That’s partly because demand typically drops this time of year as many crude-processing plants shut down in the fall for maintenance. But it’s also because producers are coming to the futures market whenever West Texas Intermediate prices approach $50 to lock in profits. While that protects them against a slump, it also makes it more difficult for futures to rise further. Meanwhile, for the third time this month, a hurricane is heading toward the Caribbean.
“We are moving into the autumn period and that typically is a weaker period seasonally for oil demand,” Harry Tchilinguirian, head of commodity markets strategy at BNP Paribas SA in London, said by telephone. At the same time, “$50 is pretty much the magic number which oil producers come in and hedge. The price of WTI is up against a wall, a producer hedge wall, and it’s going to be difficult to overcome that.”
While oil’s peaks above $50 have so far failed to stick, futures have gained some strength after the Organization of Petroleum Exporting Countries and the International Energy Agency boosted their forecasts for global demand last week. In the U.S., shale producers are set to churn a record 6.08 million barrels a day in October, according to the Energy Information Administration.
WTI for October delivery rose 2 cents to settle at $49.91 a barrel on the New York Mercantile Exchange. Total volume traded was about 18 percent below the 100-day average.
Brent for November settlement fell 14 cents to end the session at $55.48 a barrel on the London-based ICE Futures Europe exchange. The global benchmark crude traded at a premium of $5.13 to November WTI.

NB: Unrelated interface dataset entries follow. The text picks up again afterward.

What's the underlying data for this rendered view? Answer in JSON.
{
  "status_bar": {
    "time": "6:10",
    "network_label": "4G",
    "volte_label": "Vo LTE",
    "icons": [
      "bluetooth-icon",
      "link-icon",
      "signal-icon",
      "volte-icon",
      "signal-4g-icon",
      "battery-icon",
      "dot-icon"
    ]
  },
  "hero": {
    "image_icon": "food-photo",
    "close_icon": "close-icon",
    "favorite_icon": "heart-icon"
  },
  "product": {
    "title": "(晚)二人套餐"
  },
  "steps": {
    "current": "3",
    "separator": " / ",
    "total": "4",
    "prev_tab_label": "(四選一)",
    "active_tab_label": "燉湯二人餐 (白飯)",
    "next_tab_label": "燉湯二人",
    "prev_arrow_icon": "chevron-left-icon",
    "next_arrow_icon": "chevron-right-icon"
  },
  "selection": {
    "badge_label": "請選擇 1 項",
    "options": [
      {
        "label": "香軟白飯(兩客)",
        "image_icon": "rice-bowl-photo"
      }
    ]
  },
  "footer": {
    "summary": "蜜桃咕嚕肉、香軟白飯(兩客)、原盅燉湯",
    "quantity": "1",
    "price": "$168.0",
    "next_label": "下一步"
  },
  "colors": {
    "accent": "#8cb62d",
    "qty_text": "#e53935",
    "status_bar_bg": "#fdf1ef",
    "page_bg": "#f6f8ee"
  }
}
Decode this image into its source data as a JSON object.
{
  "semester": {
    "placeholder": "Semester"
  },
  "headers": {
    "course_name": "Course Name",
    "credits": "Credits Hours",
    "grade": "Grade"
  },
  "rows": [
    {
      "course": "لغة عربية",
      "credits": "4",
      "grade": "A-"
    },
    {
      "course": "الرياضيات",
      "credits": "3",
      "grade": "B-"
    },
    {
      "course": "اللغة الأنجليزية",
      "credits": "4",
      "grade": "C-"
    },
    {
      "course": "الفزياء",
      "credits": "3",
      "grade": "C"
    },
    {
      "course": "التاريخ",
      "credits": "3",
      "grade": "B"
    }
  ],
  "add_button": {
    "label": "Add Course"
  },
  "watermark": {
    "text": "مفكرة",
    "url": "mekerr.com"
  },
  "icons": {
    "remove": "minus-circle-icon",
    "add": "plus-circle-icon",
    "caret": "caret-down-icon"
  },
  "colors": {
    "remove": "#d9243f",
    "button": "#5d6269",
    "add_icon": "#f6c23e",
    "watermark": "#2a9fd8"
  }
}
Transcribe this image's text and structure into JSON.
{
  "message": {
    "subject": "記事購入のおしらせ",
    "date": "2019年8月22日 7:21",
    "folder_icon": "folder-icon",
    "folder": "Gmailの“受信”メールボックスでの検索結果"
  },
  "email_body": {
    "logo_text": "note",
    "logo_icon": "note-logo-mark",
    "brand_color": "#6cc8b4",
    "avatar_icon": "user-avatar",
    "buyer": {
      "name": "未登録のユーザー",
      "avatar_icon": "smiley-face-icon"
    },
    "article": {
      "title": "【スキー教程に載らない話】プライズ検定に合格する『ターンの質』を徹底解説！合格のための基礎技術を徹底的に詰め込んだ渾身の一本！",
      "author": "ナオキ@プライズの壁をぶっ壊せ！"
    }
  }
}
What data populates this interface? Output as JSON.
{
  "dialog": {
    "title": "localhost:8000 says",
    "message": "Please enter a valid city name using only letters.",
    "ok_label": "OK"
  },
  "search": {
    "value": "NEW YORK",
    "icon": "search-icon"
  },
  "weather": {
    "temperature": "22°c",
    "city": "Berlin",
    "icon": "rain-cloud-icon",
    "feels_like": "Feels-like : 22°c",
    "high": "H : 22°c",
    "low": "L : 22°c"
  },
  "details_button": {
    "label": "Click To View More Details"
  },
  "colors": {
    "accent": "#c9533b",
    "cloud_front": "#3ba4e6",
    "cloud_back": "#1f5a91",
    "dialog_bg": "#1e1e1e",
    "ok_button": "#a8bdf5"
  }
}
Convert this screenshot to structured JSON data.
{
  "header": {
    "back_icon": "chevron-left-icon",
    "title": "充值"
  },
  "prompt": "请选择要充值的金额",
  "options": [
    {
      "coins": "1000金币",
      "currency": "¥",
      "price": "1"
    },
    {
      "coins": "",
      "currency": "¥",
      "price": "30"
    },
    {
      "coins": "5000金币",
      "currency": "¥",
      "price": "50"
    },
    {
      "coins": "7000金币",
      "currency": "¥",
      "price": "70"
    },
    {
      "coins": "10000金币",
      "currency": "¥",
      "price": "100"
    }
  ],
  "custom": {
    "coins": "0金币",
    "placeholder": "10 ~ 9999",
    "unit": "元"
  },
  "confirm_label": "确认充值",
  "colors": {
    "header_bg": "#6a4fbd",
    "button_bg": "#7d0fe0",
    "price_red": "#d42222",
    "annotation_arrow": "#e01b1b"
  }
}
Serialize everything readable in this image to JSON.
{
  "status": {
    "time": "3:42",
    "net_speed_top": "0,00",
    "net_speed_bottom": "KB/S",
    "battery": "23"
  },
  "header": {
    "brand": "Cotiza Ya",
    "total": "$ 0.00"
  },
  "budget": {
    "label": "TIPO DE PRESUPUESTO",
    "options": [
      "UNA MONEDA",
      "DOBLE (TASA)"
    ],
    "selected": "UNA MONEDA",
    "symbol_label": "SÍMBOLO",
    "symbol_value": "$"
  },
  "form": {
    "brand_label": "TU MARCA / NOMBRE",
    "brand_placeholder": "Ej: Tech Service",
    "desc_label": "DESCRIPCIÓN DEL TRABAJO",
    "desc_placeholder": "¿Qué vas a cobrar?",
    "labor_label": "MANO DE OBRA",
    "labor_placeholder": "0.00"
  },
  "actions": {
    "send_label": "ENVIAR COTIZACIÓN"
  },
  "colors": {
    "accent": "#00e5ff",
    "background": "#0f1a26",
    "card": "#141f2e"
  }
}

U.S. refineries, including Phillips 66’s plant in Ponca City, Oklahoma, and Total SA’s Port Arthur, Texas, facility will start seasonal maintenance this month. Other plants that were knocked offline by Hurricane Harvey, including the nation’s largest, are still working to reach normal operating levels.
“We’re going to see some recovery in Texas but we’re also going to see some reductions in refining activity in the rest of the country,” Bill O’Grady, chief market strategist at Confluence Investment Management in St. Louis, said by telephone. “Demand for crude will probably stay pretty weak.”
Hurricane Maria intensified into a major hurricane on Monday and is expected to continue strengthening as it closes in on the Leeward Islands, the National Hurricane Center said in an advisory. Maximum sustained winds approached 125 miles (201 kilometers) an hour, and Maria is not forecast to weaken as she rakes islands already devastated by Irma.
Puma Energy plans to shut its petroleum terminal in St. Thomas, U.S. Virgin Islands ahead of Hurricane Maria, according to the company. Ports in Puerto Rico and the U.S. Virgin Islands are scheduled to shut Tuesday in preparation for the hurricane, according to the U.S. Coast Guard.
- Cushing, Oklahoma crude stockpiles increased by 900,000 barrels in the week ended Sept. 15, according to a forecast compiled by Bloomberg.
- Permian shale basin drillers, once the darlings of the U.S. oil industry, now look like fat targets for acquisitions and activist investors, analysts at Stifel Nicolaus & Co. said.
- Saudi Arabian crude shipments dropped in July to their lowest level in almost three years as the world’s biggest oil exporter intensified efforts to curb supply to counter a global glut.
— With assistance by Ben Sharples, and Grant Smith